There are several factors known to cause a decline in the pigmentation of brown egg shells. Stress level of the flock, age of the laying hen, disease (especially infectious bronchitis), and chemotherapeutic agents such as sulfonamides have been reported to decrease brown egg shell pigmentation. The first report in the scientific literature documenting the depigmenting or “bleaching” effect of brown eggshells caused by V was from the laboratory of Dr. Richard Miles at the University of Florida Gainesville, Florida (USA) (Sutley et.al. 2001).

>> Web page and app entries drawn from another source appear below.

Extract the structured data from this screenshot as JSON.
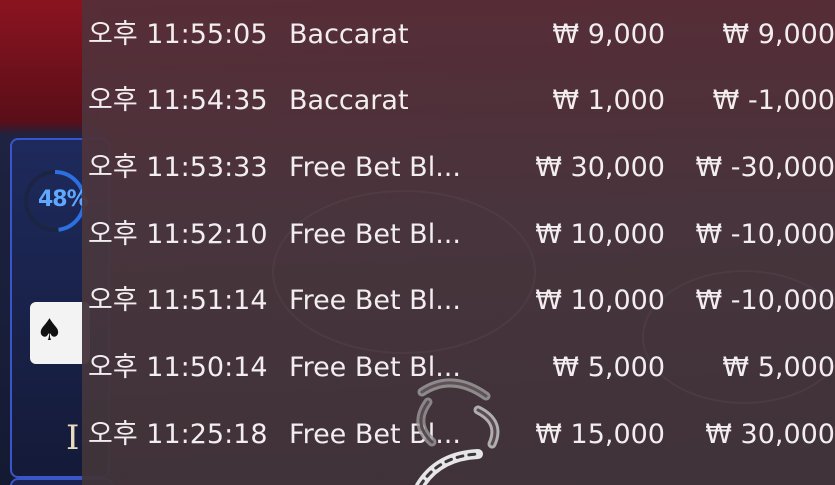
{
  "left_panel": {
    "progress_percent": 48,
    "progress_label": "48%",
    "card_suit": "♠",
    "partial_text": "I"
  },
  "history": {
    "rows": [
      {
        "time": "오후 11:55:05",
        "game": "Baccarat",
        "bet": "₩ 9,000",
        "result": "₩ 9,000"
      },
      {
        "time": "오후 11:54:35",
        "game": "Baccarat",
        "bet": "₩ 1,000",
        "result": "₩ -1,000"
      },
      {
        "time": "오후 11:53:33",
        "game": "Free Bet Bl...",
        "bet": "₩ 30,000",
        "result": "₩ -30,000"
      },
      {
        "time": "오후 11:52:10",
        "game": "Free Bet Bl...",
        "bet": "₩ 10,000",
        "result": "₩ -10,000"
      },
      {
        "time": "오후 11:51:14",
        "game": "Free Bet Bl...",
        "bet": "₩ 10,000",
        "result": "₩ -10,000"
      },
      {
        "time": "오후 11:50:14",
        "game": "Free Bet Bl...",
        "bet": "₩ 5,000",
        "result": "₩ 5,000"
      },
      {
        "time": "오후 11:25:18",
        "game": "Free Bet Bl...",
        "bet": "₩ 15,000",
        "result": "₩ 30,000"
      }
    ]
  },
  "colors": {
    "text": "#f2eef0",
    "accent_blue": "#3a55c8",
    "progress_blue": "#5fa8ff"
  },
  "icons": {
    "loading": "loading-spinner-icon",
    "card_suit": "spade-icon"
  }
}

In their first study, these researchers used replicate floor pens of broiler breeders and supplemented their diet with 0, 50 or 100 mg V/kg as the compound “ammonium meta-vanadate” for a period of only seven days. A computer assisted color vision system (above photograph) was used to determine pigmentation in each egg. Within five days of feeding V there was a statistically significant (P < 0.05) decrease in the amount of brown pigmentation in the egg shells. Having previously established the negative effect on egg shell color using broiler breeders, the researchers then designed two similar experiments using Hy-Line Brown commercial egg-type layers (Odabasi et al. 2006). These hens were fed a corn-soybean meal basal diet adequate in all nutrients and energy and again supplemented with 0, 50, or 100 mg V/kg as the compound “ammonium meta-vanadate” in order to determine if V would also have a negative effect on egg shell pigmentation similar to that observed in the broiler breeders. In their second study using Hy-Line Brown hens, the researchers used a similar basal diet containing lower dietary levels of V (0, 15 or 30 mg V/kg).

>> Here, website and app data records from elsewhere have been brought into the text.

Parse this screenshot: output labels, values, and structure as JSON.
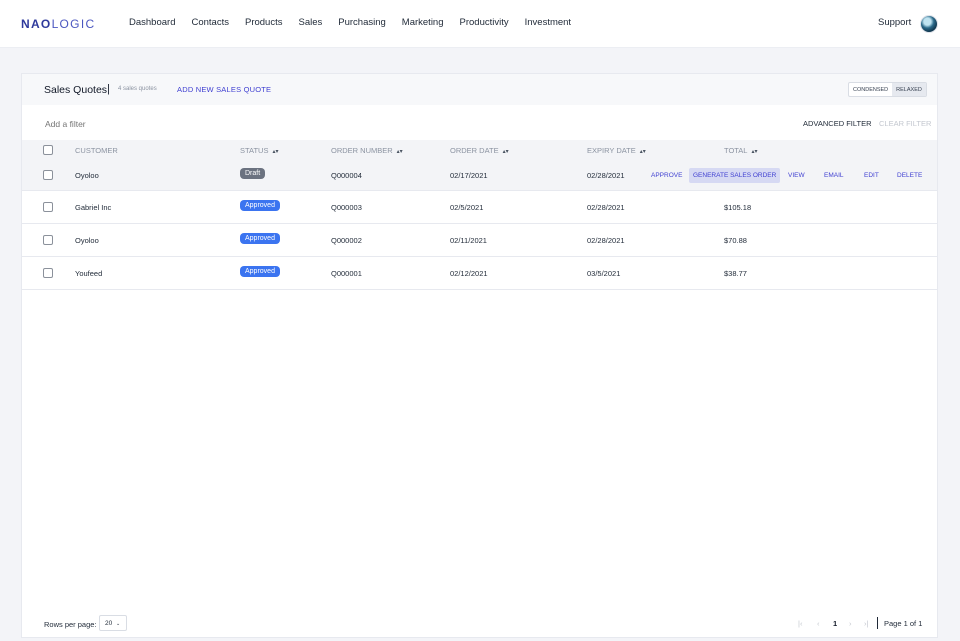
{
  "brand": {
    "logo_bold": "NAO",
    "logo_rest": "LOGIC"
  },
  "nav": {
    "items": [
      "Dashboard",
      "Contacts",
      "Products",
      "Sales",
      "Purchasing",
      "Marketing",
      "Productivity",
      "Investment"
    ],
    "support": "Support"
  },
  "header": {
    "title": "Sales Quotes",
    "separator": "|",
    "count": "4 sales quotes",
    "add_label": "ADD NEW SALES QUOTE",
    "view_toggle": [
      "CONDENSED",
      "RELAXED"
    ],
    "view_selected": "RELAXED"
  },
  "filter": {
    "placeholder": "Add a filter",
    "advanced_label": "ADVANCED FILTER",
    "clear_label": "CLEAR FILTER"
  },
  "table": {
    "columns": [
      "CUSTOMER",
      "STATUS",
      "ORDER NUMBER",
      "ORDER DATE",
      "EXPIRY DATE",
      "TOTAL"
    ],
    "rows": [
      {
        "customer": "Oyoloo",
        "status": "Draft",
        "order_number": "Q000004",
        "order_date": "02/17/2021",
        "expiry_date": "02/28/2021",
        "total": ""
      },
      {
        "customer": "Gabriel Inc",
        "status": "Approved",
        "order_number": "Q000003",
        "order_date": "02/5/2021",
        "expiry_date": "02/28/2021",
        "total": "$105.18"
      },
      {
        "customer": "Oyoloo",
        "status": "Approved",
        "order_number": "Q000002",
        "order_date": "02/11/2021",
        "expiry_date": "02/28/2021",
        "total": "$70.88"
      },
      {
        "customer": "Youfeed",
        "status": "Approved",
        "order_number": "Q000001",
        "order_date": "02/12/2021",
        "expiry_date": "03/5/2021",
        "total": "$38.77"
      }
    ],
    "row_actions": [
      "APPROVE",
      "GENERATE SALES ORDER",
      "VIEW",
      "EMAIL",
      "EDIT",
      "DELETE"
    ]
  },
  "pagination": {
    "rows_per_page_label": "Rows per page:",
    "rows_per_page": "20",
    "current_page": "1",
    "page_info": "Page 1 of 1"
  },
  "colors": {
    "accent": "#3f3fd1",
    "approved": "#3b74f0",
    "draft": "#6b7280"
  },
  "icons": [
    "sort-icon",
    "chevron-down-icon",
    "first-page-icon",
    "prev-page-icon",
    "next-page-icon",
    "last-page-icon",
    "avatar"
  ]
}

In both of the above experiments with commercial egg-type brown layers there was a significant negative “bleaching” effect (P < 0.05) observed in egg shell pigmentation within three days of feeding hens the diets containing 30 mg V/kg or higher. Eggs from hens fed 15 mg V/kg diet also showed a bleaching effect, but not as great as for the higher V concentrations.

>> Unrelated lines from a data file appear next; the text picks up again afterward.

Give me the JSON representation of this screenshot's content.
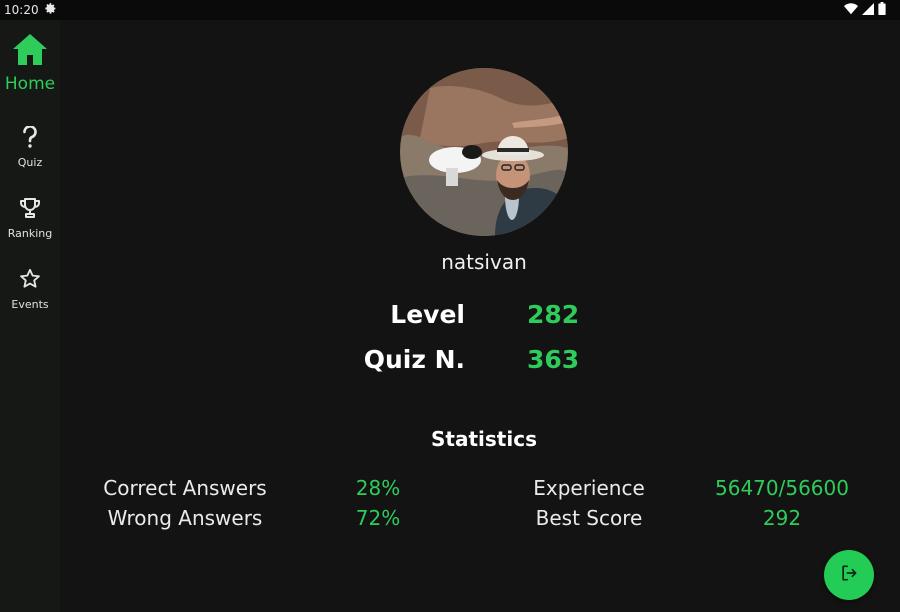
{
  "status_bar": {
    "time": "10:20",
    "icons": [
      "settings-icon",
      "wifi-icon",
      "signal-icon",
      "battery-icon"
    ]
  },
  "nav": {
    "items": [
      {
        "label": "Home",
        "icon": "home-icon",
        "active": true
      },
      {
        "label": "Quiz",
        "icon": "question-icon",
        "active": false
      },
      {
        "label": "Ranking",
        "icon": "trophy-icon",
        "active": false
      },
      {
        "label": "Events",
        "icon": "star-icon",
        "active": false
      }
    ]
  },
  "profile": {
    "username": "natsivan",
    "level_label": "Level",
    "level_value": "282",
    "quiz_label": "Quiz N.",
    "quiz_value": "363"
  },
  "statistics": {
    "title": "Statistics",
    "correct_label": "Correct Answers",
    "correct_value": "28%",
    "wrong_label": "Wrong Answers",
    "wrong_value": "72%",
    "experience_label": "Experience",
    "experience_value": "56470/56600",
    "best_label": "Best Score",
    "best_value": "292"
  },
  "fab": {
    "icon": "logout-icon"
  },
  "colors": {
    "accent": "#2ecc5a",
    "background": "#131313",
    "nav_background": "#161815",
    "fab": "#22cc55"
  }
}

Even though eggshell pigmentation of the broiler breeder egg is not of any economic importance to the poultry industry, this is not true for the brown table-egg industry where shell color intensity and uniformity of color among eggs influence consumer preference. For example, in the Japanese egg market there are rigid standards for a uniform dark shell color, whereas other markets around the world prize a uniform light brown tint to the egg shell. Uniformity of shell pigmentation and color intensity among brown eggs are very important. Whenever pigmentation problems occur in flocks of brown egg-type hens another factor has been added to the list that might be responsible for the loss in pigmentation and that factor is V. Most of the feed ingredients used in poultry feed formulation contain very low concentrations of V. It is therefore, unlikely that V will be the factor responsible for causing a problem of pigmentation of brown-shelled eggs unless the diet contains a feedphosphate source that has a high concentration of V. The data collected in research studies at the University of Florida have shown that V is another factor which should be added to the list of factors that are responsible for depigmentation of brown-shelled eggs. In the next issue of Milwhite’s Journal the topic will focus on how egg shell pigmentation can be completely restored even though V is in the diet of brown egg-type layers.
The information presented in this issue of Milwhite’s Journal was compiled by Dr. Orlando Osuna, Director of Health Science at Milwhite, Inc. and Dr. Richard Miles, Professor Emeritus, University of Florida.
Sutley, J.P., R.D. Miles, C.W. Comer and M.O. Balaban. 2001. The influence of vanadium on pigmentation of brown-shelled eggs. Poultry Sci. 80:1039
Odabasi, A.Z., R.D. Miles, M.O. Balaban, K.M., Portier, and V. Sampath. 2006. Vitamin C overcomes the detrimental effect of vanadium on brown eggshell pigmentation. J. Appl. Poult. Res. 15:425-432.